Louıs Vuıtton presented Creatıve Dırector Pharrell Wıllıams’ Men’s Pre-Fall 2024 Collection in Hong Kong

A swarm of illuminated drones hovered high above Hong Kong’s Victoria Harbour at Pharrell Williams’s first Louis Vuitton menswear pre-fall show, etching momentary patterns in the sky. First they synchronized to illustrate a rising blue wave pushing a riderless white surfboard; as the wave broke the surfboard transformed into a traditional junk boat of the kind that has plied these waters for centuries. Maritime theme established, the drones scattered to reform in the designer’s LV Lovers motif.

Anson Lo, Sho Hirano, Dylan Wang, Stray Kids’s Felix and Rauw Alejandro, 600 VICs, and around 200 Hong Kong fashion students (watching on a nearby big screen) were invited to see a collection that contained many complex currents of its own. Theme-wise, the main dialogue ran the characters of dandy-sailor (at the beginning) and earthier surfer (towards the end). Among the many super-enjoyable elements at the wavier end were intensely mustered Hawaiian-style prints on Aloha shirts and short sets, jacquard suiting featuring LV icons, and a whole arsenal of accessories including a ukulele strap. A suede short and shirt set in red was garlanded with wire-edged flowers you could arrange according to your mood. There were beaded shorties, wetsuits and ponchos in neoprene, friendship bracelets and necklaces, rattan hats, and fisherman’s sandals—and a surfboard too.

Around and also sometimes within this fun frothing churn of luxury surfology Williams’s LV lexicon began to take shape. Pearls as milky as moonlight tipped denim rivets, topped buttons, etched pinstripe on seersucker, and were the precious pixels that traced the florals, waves, and fish on a closing baseball jacket. The LV initials resembled the grid of a fishing net in the silky jacquard of the first suit and the chambray separates that appeared later. The collarless not-quite rattan coat in the same milky tone as its pearl buttons, the high-waisted double breasted jackets and breaky pants, the wide shorts (most prominently in a tufted denim), and the baseball jackets all pointed to a core wardrobe that combined broad wearability and high materiality. Neptune, god of the ocean, was inserted into one of those Aloha prints as a join-the-dots easter egg for Pharrell-philes.

Accessories provide the tide that propels Louis Vuitton, and they were given due prominence this evening. Tweaked versions of the Speedy and a new chest bag were amongst the models printed in bicolor checkerboard versions of the damier design, taken from the archive’s original design and retaining its first hand-brushed identifier. Those LV Aloha prints landed here too, as did some beautifully woven raffia pieces and a new scuba-effect version of the damier checkerboard. The shoes that kicked sand on the runway included a sleek-looking new model named Cobra, 3D-printed in TPU, that was patterned with a fine mesh finish and aerodynamically set air vents.

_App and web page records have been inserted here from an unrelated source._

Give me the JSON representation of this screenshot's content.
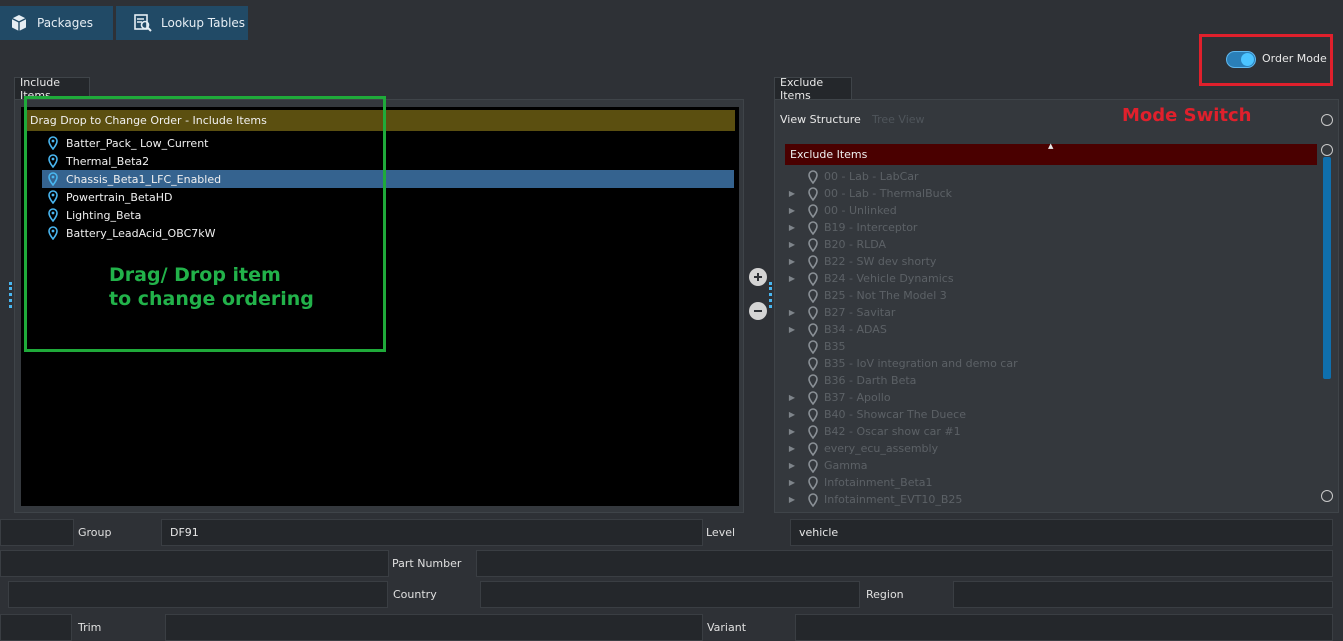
{
  "top_tabs": [
    {
      "label": "Packages",
      "icon": "package-icon"
    },
    {
      "label": "Lookup Tables",
      "icon": "lookup-table-icon"
    }
  ],
  "order_mode": {
    "label": "Order Mode",
    "enabled": true
  },
  "annotations": {
    "mode_switch": "Mode Switch",
    "drag_line1": "Drag/ Drop item",
    "drag_line2": "to change ordering"
  },
  "include": {
    "tab_label": "Include Items",
    "header": "Drag Drop to Change Order - Include Items",
    "items": [
      "Batter_Pack_ Low_Current",
      "Thermal_Beta2",
      "Chassis_Beta1_LFC_Enabled",
      "Powertrain_BetaHD",
      "Lighting_Beta",
      "Battery_LeadAcid_OBC7kW"
    ],
    "selected_index": 2
  },
  "exclude": {
    "tab_label": "Exclude Items",
    "view_structure": "View Structure",
    "tree_view": "Tree View",
    "header": "Exclude Items",
    "items": [
      {
        "label": "00 - Lab - LabCar",
        "expandable": false
      },
      {
        "label": "00 - Lab - ThermalBuck",
        "expandable": true
      },
      {
        "label": "00 - Unlinked",
        "expandable": true
      },
      {
        "label": "B19 - Interceptor",
        "expandable": true
      },
      {
        "label": "B20 - RLDA",
        "expandable": true
      },
      {
        "label": "B22 - SW dev shorty",
        "expandable": true
      },
      {
        "label": "B24 - Vehicle Dynamics",
        "expandable": true
      },
      {
        "label": "B25 - Not The Model 3",
        "expandable": false
      },
      {
        "label": "B27 - Savitar",
        "expandable": true
      },
      {
        "label": "B34 - ADAS",
        "expandable": true
      },
      {
        "label": "B35",
        "expandable": false
      },
      {
        "label": "B35 - IoV integration and demo car",
        "expandable": false
      },
      {
        "label": "B36 - Darth Beta",
        "expandable": false
      },
      {
        "label": "B37 - Apollo",
        "expandable": true
      },
      {
        "label": "B40 - Showcar The Duece",
        "expandable": true
      },
      {
        "label": "B42 - Oscar show car #1",
        "expandable": true
      },
      {
        "label": "every_ecu_assembly",
        "expandable": true
      },
      {
        "label": "Gamma",
        "expandable": true
      },
      {
        "label": "Infotainment_Beta1",
        "expandable": true
      },
      {
        "label": "Infotainment_EVT10_B25",
        "expandable": true
      }
    ]
  },
  "form": {
    "group_label": "Group",
    "group_value": "DF91",
    "level_label": "Level",
    "level_value": "vehicle",
    "part_number_label": "Part Number",
    "part_number_value": "",
    "country_label": "Country",
    "country_value": "",
    "region_label": "Region",
    "region_value": "",
    "trim_label": "Trim",
    "variant_label": "Variant"
  },
  "colors": {
    "accent": "#2a7fb8",
    "include_header": "#5b4f10",
    "exclude_header": "#4a0000",
    "selection": "#35638f",
    "annotation_green": "#22b24a",
    "annotation_red": "#e0202c"
  }
}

At the end of it all, those drones made for such irresistible content that some in the 1,200-strong crowd shifted from their spots, apparently to gain an improved shooting position. This current then swirled against the finale’s massed wave of models. At its peak was Williams, in a jaunty sailor’s hat and a pearl-buttoned double breasted white suit with authentically bell bottomed pants. Encountering this human turbulence, Louis Vuitton’s menswear captain didn’t falter, but hand-shook and high-fived his way onwards down towards the end of his palm-fringed waterside runway. He had steered his sophomore show smoothly into the magnificent port of Hong Kong.